The required result is the number of lines below that hold the word "this", stated without anything else.
--*--
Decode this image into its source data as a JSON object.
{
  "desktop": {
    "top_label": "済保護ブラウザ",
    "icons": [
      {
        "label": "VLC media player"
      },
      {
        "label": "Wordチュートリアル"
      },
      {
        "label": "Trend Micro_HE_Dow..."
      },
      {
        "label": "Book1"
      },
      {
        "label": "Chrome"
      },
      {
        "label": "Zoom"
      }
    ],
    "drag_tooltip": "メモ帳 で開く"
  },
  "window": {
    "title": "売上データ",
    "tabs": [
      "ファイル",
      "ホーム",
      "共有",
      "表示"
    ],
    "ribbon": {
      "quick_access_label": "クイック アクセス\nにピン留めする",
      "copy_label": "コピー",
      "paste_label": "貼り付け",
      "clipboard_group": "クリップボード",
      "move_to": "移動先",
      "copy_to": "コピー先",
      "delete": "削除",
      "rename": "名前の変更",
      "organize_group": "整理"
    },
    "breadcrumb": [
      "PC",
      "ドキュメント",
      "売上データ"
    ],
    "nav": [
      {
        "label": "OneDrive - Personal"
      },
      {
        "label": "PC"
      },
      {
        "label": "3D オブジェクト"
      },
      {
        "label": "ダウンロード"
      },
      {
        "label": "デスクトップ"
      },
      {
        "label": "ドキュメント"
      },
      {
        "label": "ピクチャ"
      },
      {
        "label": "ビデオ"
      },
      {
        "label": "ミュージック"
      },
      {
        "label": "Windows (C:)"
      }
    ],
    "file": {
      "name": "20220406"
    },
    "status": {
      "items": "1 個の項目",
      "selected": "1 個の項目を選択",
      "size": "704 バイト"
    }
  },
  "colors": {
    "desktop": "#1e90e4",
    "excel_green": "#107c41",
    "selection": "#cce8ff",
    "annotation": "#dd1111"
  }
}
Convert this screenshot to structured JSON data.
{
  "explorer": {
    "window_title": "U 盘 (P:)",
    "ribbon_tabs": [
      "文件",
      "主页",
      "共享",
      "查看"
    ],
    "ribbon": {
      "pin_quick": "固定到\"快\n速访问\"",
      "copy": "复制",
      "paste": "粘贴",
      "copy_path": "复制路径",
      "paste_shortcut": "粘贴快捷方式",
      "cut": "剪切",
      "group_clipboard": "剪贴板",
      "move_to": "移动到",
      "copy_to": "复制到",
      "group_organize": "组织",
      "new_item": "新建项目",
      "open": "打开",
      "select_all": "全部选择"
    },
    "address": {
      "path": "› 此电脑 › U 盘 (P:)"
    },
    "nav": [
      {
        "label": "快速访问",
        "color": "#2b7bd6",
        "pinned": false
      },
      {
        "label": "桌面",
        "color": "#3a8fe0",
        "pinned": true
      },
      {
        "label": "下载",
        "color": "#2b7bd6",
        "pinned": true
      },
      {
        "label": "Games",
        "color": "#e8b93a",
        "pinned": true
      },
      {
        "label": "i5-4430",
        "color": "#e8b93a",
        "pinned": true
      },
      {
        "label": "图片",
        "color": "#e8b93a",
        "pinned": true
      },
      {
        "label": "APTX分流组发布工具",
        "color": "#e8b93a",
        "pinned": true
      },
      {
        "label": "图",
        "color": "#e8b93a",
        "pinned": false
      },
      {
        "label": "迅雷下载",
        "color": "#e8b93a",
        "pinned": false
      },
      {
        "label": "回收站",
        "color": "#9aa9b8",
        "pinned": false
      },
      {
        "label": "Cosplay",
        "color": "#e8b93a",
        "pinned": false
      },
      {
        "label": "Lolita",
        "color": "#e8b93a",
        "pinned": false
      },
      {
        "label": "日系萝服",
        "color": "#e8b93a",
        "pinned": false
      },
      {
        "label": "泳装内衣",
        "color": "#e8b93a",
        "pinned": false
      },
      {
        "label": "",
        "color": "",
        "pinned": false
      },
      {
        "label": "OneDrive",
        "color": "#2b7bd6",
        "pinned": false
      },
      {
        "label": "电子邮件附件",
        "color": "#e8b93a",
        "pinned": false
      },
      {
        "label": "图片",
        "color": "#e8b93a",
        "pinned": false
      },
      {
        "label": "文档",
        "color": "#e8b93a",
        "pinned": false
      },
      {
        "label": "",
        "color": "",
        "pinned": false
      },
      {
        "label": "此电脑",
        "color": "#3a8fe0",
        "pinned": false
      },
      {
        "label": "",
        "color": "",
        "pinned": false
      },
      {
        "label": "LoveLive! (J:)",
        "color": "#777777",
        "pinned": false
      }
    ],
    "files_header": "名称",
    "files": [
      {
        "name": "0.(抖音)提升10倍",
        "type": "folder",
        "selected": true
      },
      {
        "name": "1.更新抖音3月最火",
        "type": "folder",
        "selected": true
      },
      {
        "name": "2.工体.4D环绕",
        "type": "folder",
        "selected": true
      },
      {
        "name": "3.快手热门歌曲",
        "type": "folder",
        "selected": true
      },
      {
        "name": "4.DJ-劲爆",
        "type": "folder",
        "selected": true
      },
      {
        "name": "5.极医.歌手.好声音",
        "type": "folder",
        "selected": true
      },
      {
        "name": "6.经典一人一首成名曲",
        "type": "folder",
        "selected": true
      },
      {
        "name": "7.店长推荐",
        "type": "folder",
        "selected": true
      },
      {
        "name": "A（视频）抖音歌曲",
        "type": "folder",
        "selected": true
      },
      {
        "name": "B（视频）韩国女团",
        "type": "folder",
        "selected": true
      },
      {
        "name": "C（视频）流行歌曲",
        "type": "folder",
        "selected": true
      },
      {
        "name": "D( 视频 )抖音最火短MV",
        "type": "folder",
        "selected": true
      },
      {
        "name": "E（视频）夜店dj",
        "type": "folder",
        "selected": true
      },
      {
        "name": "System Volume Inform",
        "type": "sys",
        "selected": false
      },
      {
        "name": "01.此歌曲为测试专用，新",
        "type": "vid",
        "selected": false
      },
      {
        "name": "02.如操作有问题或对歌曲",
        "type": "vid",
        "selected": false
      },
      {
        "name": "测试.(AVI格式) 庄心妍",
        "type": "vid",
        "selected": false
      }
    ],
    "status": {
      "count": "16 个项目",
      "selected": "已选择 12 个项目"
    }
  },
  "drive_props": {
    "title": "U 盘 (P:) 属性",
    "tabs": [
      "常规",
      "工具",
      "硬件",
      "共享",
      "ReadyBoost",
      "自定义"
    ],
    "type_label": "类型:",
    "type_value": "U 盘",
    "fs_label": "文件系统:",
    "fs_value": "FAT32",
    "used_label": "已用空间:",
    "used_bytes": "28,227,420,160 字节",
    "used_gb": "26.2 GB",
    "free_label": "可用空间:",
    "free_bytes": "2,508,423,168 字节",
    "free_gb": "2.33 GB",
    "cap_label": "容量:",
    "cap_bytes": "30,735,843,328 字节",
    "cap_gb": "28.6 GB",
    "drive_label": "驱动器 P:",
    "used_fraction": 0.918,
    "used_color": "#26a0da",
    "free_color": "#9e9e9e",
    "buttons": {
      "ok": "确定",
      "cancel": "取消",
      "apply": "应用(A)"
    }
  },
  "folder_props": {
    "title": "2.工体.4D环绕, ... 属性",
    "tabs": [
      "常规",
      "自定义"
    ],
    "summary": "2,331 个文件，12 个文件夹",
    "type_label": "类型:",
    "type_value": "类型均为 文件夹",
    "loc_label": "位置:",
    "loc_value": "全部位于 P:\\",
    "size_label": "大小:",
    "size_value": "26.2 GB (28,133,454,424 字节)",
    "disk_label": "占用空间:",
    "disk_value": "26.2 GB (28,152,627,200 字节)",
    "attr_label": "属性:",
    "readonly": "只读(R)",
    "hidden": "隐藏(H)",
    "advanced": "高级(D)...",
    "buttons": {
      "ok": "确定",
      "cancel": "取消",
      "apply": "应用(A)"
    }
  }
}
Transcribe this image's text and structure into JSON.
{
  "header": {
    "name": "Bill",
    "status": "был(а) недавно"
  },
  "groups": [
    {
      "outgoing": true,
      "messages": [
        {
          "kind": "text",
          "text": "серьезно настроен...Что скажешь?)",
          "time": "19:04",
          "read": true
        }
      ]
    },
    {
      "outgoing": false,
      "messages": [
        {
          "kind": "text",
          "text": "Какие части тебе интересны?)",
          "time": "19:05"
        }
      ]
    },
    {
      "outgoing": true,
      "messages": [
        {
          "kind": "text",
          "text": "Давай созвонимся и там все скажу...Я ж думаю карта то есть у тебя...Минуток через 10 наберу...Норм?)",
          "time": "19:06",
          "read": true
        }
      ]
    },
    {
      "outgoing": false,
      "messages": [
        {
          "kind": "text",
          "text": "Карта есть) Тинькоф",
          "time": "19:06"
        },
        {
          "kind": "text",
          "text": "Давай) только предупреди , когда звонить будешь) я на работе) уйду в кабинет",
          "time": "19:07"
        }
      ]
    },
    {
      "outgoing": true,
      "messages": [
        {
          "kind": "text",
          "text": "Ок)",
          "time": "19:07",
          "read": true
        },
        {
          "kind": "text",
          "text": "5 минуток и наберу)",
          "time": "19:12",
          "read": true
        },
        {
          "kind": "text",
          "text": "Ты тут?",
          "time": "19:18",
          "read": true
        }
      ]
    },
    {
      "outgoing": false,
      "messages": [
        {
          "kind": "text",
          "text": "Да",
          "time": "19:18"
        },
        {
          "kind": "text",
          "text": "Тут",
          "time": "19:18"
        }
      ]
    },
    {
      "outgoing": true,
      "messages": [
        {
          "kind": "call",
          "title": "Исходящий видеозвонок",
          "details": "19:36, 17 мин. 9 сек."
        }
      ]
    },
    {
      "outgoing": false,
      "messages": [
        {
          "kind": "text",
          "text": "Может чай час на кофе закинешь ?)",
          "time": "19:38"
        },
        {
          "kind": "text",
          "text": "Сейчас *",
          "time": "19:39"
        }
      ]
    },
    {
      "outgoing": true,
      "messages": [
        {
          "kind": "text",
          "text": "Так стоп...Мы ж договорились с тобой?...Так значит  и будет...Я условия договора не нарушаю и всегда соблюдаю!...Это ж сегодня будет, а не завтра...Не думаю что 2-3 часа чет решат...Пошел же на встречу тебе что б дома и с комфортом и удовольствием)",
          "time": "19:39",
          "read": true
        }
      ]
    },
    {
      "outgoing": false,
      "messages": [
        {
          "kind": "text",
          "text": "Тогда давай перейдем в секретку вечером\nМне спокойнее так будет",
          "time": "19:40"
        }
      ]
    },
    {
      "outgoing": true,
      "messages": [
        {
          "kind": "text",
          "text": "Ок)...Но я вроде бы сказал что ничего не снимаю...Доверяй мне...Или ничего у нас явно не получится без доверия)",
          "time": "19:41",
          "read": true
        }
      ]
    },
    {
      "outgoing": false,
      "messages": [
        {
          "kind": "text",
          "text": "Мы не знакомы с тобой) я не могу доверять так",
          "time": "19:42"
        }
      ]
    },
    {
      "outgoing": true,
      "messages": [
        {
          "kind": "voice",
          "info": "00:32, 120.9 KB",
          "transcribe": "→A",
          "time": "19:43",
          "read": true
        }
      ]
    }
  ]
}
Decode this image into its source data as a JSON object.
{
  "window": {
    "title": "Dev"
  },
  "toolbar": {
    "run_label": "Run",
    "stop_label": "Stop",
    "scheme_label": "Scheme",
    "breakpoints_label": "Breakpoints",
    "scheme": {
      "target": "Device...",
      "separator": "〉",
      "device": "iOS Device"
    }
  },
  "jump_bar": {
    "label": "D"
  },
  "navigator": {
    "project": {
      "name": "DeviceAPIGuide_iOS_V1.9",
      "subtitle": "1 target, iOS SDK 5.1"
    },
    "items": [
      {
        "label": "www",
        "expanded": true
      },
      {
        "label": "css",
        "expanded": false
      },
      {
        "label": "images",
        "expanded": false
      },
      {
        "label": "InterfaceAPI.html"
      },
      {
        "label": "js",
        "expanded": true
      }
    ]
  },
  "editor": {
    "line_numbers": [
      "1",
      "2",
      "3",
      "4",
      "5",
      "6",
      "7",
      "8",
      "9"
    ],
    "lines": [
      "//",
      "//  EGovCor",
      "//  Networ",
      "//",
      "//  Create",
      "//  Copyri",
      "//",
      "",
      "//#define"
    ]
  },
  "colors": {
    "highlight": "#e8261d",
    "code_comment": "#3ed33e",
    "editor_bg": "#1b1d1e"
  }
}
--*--
RESPONSE BOX: 4